by James A. Bacon
It’s easy to whack Virginia’s public-private partnership law for failing to meet expectations for transparency and public involvement. (I have done so repeatedly.) There are important issues that the legislature needs to deal with, as the controversy over the U.S. 460 Connector has made abundantly clear. But there are virtues to public-private partnerships that have gone unsung. Perhaps the most important of these is the identification and mitigation of project risks.
Virginia’s transportation public-private partnerships (P3s) have an elaborate process for identifying risks, tracking them and allocating them between the public and private partners, according to the “Special Review: US 460 Corridor Improvements Project” ordered by Transportation Secretary Aubrey Layne. The review was tasked to dig into how the state could have paid US Mobility Partners nearly $300 million under terms of the U.S. 460 partnership deal even though U.S. Army Corps of Engineers (USACE) permits had yet to be issued and construction had yet to begin.

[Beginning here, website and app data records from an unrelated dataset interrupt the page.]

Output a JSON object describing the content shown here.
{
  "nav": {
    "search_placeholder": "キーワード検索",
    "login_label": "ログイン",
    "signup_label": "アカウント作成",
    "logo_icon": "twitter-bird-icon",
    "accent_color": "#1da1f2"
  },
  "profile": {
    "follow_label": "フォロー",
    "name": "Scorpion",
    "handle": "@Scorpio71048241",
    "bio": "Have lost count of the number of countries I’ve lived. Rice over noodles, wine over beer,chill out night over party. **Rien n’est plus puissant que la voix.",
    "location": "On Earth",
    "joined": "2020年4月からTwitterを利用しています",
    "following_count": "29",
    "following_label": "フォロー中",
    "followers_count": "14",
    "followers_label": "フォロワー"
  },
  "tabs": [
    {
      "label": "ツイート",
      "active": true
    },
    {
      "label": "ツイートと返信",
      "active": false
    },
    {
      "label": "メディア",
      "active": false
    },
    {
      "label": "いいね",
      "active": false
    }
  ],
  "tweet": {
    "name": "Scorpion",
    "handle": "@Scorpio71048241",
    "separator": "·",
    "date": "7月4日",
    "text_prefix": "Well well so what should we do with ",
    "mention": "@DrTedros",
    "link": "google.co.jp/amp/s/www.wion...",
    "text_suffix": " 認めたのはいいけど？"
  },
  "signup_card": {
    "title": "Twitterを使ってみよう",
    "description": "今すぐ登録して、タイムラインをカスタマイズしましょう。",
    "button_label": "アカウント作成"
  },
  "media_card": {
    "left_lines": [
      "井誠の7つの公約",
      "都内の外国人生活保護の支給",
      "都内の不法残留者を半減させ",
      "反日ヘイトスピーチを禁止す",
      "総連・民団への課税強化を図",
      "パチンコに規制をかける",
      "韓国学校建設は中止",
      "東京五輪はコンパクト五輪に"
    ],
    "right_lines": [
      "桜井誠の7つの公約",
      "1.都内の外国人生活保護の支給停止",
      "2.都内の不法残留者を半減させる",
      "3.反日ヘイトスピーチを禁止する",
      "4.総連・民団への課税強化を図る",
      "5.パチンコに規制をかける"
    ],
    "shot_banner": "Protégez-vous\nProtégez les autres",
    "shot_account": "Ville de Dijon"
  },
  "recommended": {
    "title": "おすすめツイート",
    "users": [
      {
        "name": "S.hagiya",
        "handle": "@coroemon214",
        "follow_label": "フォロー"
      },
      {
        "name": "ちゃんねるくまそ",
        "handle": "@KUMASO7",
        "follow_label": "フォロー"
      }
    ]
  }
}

As the Special Review explains, there are a wide variety of risks in a transportation mega-project:
- Development risks: design conflicts, environmental permits, changes in regulation, lack of financing, right-of-way acquisition, politics.
- Construction risks: cost overruns, design defects, unknown utilities, acts of god.
- Operation & Maintenance risks: shortfalls in traffic demand, construction of competing facilities, design defects, political and regulatory changes.
“Under traditional public procurement of highway projects, the public agency retains most of the risks, yet these risks are not usually quantified, nor are their costs always included in the project cost estimates,” states the review. “A key component of P3 procurement involves the transfer of certain risks from the public agency procuring the project to the private sector partner. The concept of ‘transferring risks’ requires that the private partner will be responsibile for cost overruns or expenses associated with the occurrence of that risk.”
An example of a risk that might be transferred to the private sector is construction risk — the risk the the project may not be completed on budget or on time. Another is transportation demand risk — the risk that traffic and toll revenues may not materialize as forecast.
In embarking upon a P3 project, Virginia’s Office of Transportation Public Private Partnerships (OTP3) compiles a “risk register,” which systematically identifies all major risks and decides whether the state should retain the risks, mitigate them, insure against them or transfer them to the private sector partner. Risk registers are updated as new risks are spotted and old ones closed out.
In the case of the 460 project, OTP3 maintained a risk register over five years, from 2008 until 2012. The office held four risk workshops in which the project team included OTP3 and VDOT representatives, consultants and key stakeholders. The group discussed different risk items, the probability of occurrence, cost and schedule impacts and appropriate actions to manage each item.
An independent audit found that VDOT had accounted for and/or mitigated the major project risks. The audit team estimated that the present value cost of these risks ranged from $177 million to $295 million (depending upon the methodology used) above the official $1.4 billion project cost.
In the case of environmental approvals, VDOT purchased wetlands credits in the summer of 2012 in anticipation of wetland mitigation discussions with the Corps of Engineers and conducted a study to collect additional data to facilitate those discussions. Based on correspondence with the Corps, the independent auditors concluded that the risk profile for the permitting element of the project had been reduced substantially.
While all material risks were adequately identified, concluded the report to Layne, the authors concluded, “We do not believe key stakeholders, including the public, were aware of the nature and extent of risks associated with the 460 project.” The problem was not the identification of risks but the failure to share that information with the Commonwealth Transportation Board.
Bacon’s bottom line: It’s good to know that the people negotiating P3s understand risk, which is more than we can say about politicians flogging forward traditional VDOT projects. But what does all this have to do with the U.S. 460 fiasco? It narrows the scope of the problem. Whatever went wrong, it wasn’t a failure of the OTP3 office to identify the wetlands risk. I’m still not clear, however, where the project ran off the rails — how the state managed to shell out $300 million before the wetlands issue was resolved. Hopefully, I’ll get more answers as I continue wading through the report.